Required work:
Every record must be restated exactly as written.

(Records excerpted from a collection)
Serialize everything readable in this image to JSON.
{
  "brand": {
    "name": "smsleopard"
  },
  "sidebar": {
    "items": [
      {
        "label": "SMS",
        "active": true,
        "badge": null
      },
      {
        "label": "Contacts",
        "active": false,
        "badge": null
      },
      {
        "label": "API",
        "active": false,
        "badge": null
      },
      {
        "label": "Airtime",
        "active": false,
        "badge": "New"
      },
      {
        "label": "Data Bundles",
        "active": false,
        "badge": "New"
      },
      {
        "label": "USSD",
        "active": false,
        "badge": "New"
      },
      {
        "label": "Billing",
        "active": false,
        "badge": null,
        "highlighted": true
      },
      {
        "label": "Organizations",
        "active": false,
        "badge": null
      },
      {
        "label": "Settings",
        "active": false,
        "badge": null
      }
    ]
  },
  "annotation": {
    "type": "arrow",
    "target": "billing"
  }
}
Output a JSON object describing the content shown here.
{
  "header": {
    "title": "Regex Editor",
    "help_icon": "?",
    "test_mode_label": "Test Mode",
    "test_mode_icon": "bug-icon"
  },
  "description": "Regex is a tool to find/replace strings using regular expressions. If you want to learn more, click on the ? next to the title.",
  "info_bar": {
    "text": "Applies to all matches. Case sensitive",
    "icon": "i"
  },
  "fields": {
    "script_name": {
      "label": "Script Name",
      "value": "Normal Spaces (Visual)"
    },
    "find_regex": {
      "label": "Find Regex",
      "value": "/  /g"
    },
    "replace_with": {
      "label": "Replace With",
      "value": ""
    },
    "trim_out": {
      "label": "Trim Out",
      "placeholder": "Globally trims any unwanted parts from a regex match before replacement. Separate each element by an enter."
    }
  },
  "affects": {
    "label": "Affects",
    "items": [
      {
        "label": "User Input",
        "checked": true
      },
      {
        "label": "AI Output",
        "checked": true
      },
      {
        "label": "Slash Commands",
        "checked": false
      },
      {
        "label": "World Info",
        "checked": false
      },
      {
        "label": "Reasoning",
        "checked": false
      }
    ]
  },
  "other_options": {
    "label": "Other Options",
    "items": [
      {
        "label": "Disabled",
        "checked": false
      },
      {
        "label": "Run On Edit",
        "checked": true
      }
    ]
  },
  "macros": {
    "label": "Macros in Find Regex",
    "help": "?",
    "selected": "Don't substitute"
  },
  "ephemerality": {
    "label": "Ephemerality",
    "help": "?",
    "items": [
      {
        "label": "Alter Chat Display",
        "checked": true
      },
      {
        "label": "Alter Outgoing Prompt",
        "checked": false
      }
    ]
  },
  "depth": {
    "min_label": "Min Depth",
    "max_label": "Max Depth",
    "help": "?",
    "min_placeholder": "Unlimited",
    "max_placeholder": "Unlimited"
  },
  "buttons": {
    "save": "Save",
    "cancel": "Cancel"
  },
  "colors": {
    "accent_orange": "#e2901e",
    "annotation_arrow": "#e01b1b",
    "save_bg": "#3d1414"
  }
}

Expected answer:
Serialize everything readable in this image to JSON.
{
  "brand": {
    "name": "smsleopard"
  },
  "sidebar": {
    "items": [
      {
        "label": "SMS",
        "active": true,
        "badge": null
      },
      {
        "label": "Contacts",
        "active": false,
        "badge": null
      },
      {
        "label": "API",
        "active": false,
        "badge": null
      },
      {
        "label": "Airtime",
        "active": false,
        "badge": "New"
      },
      {
        "label": "Data Bundles",
        "active": false,
        "badge": "New"
      },
      {
        "label": "USSD",
        "active": false,
        "badge": "New"
      },
      {
        "label": "Billing",
        "active": false,
        "badge": null,
        "highlighted": true
      },
      {
        "label": "Organizations",
        "active": false,
        "badge": null
      },
      {
        "label": "Settings",
        "active": false,
        "badge": null
      }
    ]
  },
  "annotation": {
    "type": "arrow",
    "target": "billing"
  }
}
Output a JSON object describing the content shown here.
{
  "header": {
    "title": "Regex Editor",
    "help_icon": "?",
    "test_mode_label": "Test Mode",
    "test_mode_icon": "bug-icon"
  },
  "description": "Regex is a tool to find/replace strings using regular expressions. If you want to learn more, click on the ? next to the title.",
  "info_bar": {
    "text": "Applies to all matches. Case sensitive",
    "icon": "i"
  },
  "fields": {
    "script_name": {
      "label": "Script Name",
      "value": "Normal Spaces (Visual)"
    },
    "find_regex": {
      "label": "Find Regex",
      "value": "/  /g"
    },
    "replace_with": {
      "label": "Replace With",
      "value": ""
    },
    "trim_out": {
      "label": "Trim Out",
      "placeholder": "Globally trims any unwanted parts from a regex match before replacement. Separate each element by an enter."
    }
  },
  "affects": {
    "label": "Affects",
    "items": [
      {
        "label": "User Input",
        "checked": true
      },
      {
        "label": "AI Output",
        "checked": true
      },
      {
        "label": "Slash Commands",
        "checked": false
      },
      {
        "label": "World Info",
        "checked": false
      },
      {
        "label": "Reasoning",
        "checked": false
      }
    ]
  },
  "other_options": {
    "label": "Other Options",
    "items": [
      {
        "label": "Disabled",
        "checked": false
      },
      {
        "label": "Run On Edit",
        "checked": true
      }
    ]
  },
  "macros": {
    "label": "Macros in Find Regex",
    "help": "?",
    "selected": "Don't substitute"
  },
  "ephemerality": {
    "label": "Ephemerality",
    "help": "?",
    "items": [
      {
        "label": "Alter Chat Display",
        "checked": true
      },
      {
        "label": "Alter Outgoing Prompt",
        "checked": false
      }
    ]
  },
  "depth": {
    "min_label": "Min Depth",
    "max_label": "Max Depth",
    "help": "?",
    "min_placeholder": "Unlimited",
    "max_placeholder": "Unlimited"
  },
  "buttons": {
    "save": "Save",
    "cancel": "Cancel"
  },
  "colors": {
    "accent_orange": "#e2901e",
    "annotation_arrow": "#e01b1b",
    "save_bg": "#3d1414"
  }
}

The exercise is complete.